Working data:
BEGIN

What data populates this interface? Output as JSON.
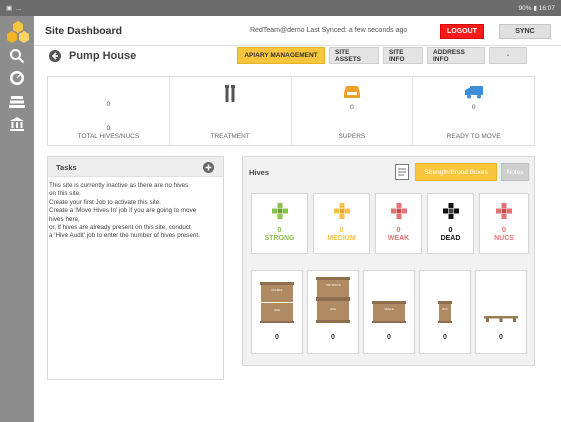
{
  "status_bar": {
    "left": "...",
    "right": "90% ▮ 16:07"
  },
  "header": {
    "site_title": "Site Dashboard",
    "user_info": "RedTeam@demo  Last Synced:  a few seconds ago",
    "logout_label": "LOGOUT",
    "sync_label": "SYNC"
  },
  "page": {
    "title": "Pump House",
    "tabs": [
      {
        "label": "APIARY MANAGEMENT",
        "active": true
      },
      {
        "label": "SITE ASSETS",
        "active": false
      },
      {
        "label": "SITE INFO",
        "active": false
      },
      {
        "label": "ADDRESS INFO",
        "active": false
      },
      {
        "label": "-",
        "active": false
      }
    ]
  },
  "stats": [
    {
      "value": "0",
      "sub_value": "0",
      "label": "TOTAL HIVES/NUCS",
      "icon": "none"
    },
    {
      "value": "",
      "label": "TREATMENT",
      "icon": "treatment-icon"
    },
    {
      "value": "0",
      "label": "SUPERS",
      "icon": "super-box-icon"
    },
    {
      "value": "0",
      "label": "READY TO MOVE",
      "icon": "truck-icon"
    }
  ],
  "tasks": {
    "title": "Tasks",
    "lines": [
      "This site is currently inactive as there are no hives",
      "on this site.",
      "Create your first Job to activate this site.",
      "Create a 'Move Hives In' job if you are going to move",
      "hives here,",
      "or, if hives are already present on this site, conduct",
      "a 'Hive Audit' job to enter the number of hives present."
    ]
  },
  "hives": {
    "title": "Hives",
    "strength_button": "Strength/Brood Boxes",
    "notes_button": "Notes",
    "strength": [
      {
        "value": "0",
        "label": "STRONG",
        "color": "#8bc34a"
      },
      {
        "value": "0",
        "label": "MEDIUM",
        "color": "#f5c146"
      },
      {
        "value": "0",
        "label": "WEAK",
        "color": "#e57373"
      },
      {
        "value": "0",
        "label": "DEAD",
        "color": "#111111"
      },
      {
        "value": "0",
        "label": "NUCS",
        "color": "#e57373"
      }
    ],
    "boxes": [
      {
        "value": "0",
        "labels": [
          "DOUBLE",
          "HIVE"
        ]
      },
      {
        "value": "0",
        "labels": [
          "TOP SPLITS",
          "HIVE"
        ]
      },
      {
        "value": "0",
        "labels": [
          "SINGLE"
        ]
      },
      {
        "value": "0",
        "labels": [
          "NUC"
        ]
      },
      {
        "value": "0",
        "labels": []
      }
    ]
  },
  "colors": {
    "accent": "#f7c63c",
    "logout": "#ff1a1a",
    "sidebar": "#8d8d8d"
  }
}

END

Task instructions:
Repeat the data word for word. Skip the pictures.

Answer:
What data populates this interface? Output as JSON.
{
  "status_bar": {
    "left": "...",
    "right": "90% ▮ 16:07"
  },
  "header": {
    "site_title": "Site Dashboard",
    "user_info": "RedTeam@demo  Last Synced:  a few seconds ago",
    "logout_label": "LOGOUT",
    "sync_label": "SYNC"
  },
  "page": {
    "title": "Pump House",
    "tabs": [
      {
        "label": "APIARY MANAGEMENT",
        "active": true
      },
      {
        "label": "SITE ASSETS",
        "active": false
      },
      {
        "label": "SITE INFO",
        "active": false
      },
      {
        "label": "ADDRESS INFO",
        "active": false
      },
      {
        "label": "-",
        "active": false
      }
    ]
  },
  "stats": [
    {
      "value": "0",
      "sub_value": "0",
      "label": "TOTAL HIVES/NUCS",
      "icon": "none"
    },
    {
      "value": "",
      "label": "TREATMENT",
      "icon": "treatment-icon"
    },
    {
      "value": "0",
      "label": "SUPERS",
      "icon": "super-box-icon"
    },
    {
      "value": "0",
      "label": "READY TO MOVE",
      "icon": "truck-icon"
    }
  ],
  "tasks": {
    "title": "Tasks",
    "lines": [
      "This site is currently inactive as there are no hives",
      "on this site.",
      "Create your first Job to activate this site.",
      "Create a 'Move Hives In' job if you are going to move",
      "hives here,",
      "or, if hives are already present on this site, conduct",
      "a 'Hive Audit' job to enter the number of hives present."
    ]
  },
  "hives": {
    "title": "Hives",
    "strength_button": "Strength/Brood Boxes",
    "notes_button": "Notes",
    "strength": [
      {
        "value": "0",
        "label": "STRONG",
        "color": "#8bc34a"
      },
      {
        "value": "0",
        "label": "MEDIUM",
        "color": "#f5c146"
      },
      {
        "value": "0",
        "label": "WEAK",
        "color": "#e57373"
      },
      {
        "value": "0",
        "label": "DEAD",
        "color": "#111111"
      },
      {
        "value": "0",
        "label": "NUCS",
        "color": "#e57373"
      }
    ],
    "boxes": [
      {
        "value": "0",
        "labels": [
          "DOUBLE",
          "HIVE"
        ]
      },
      {
        "value": "0",
        "labels": [
          "TOP SPLITS",
          "HIVE"
        ]
      },
      {
        "value": "0",
        "labels": [
          "SINGLE"
        ]
      },
      {
        "value": "0",
        "labels": [
          "NUC"
        ]
      },
      {
        "value": "0",
        "labels": []
      }
    ]
  },
  "colors": {
    "accent": "#f7c63c",
    "logout": "#ff1a1a",
    "sidebar": "#8d8d8d"
  }
}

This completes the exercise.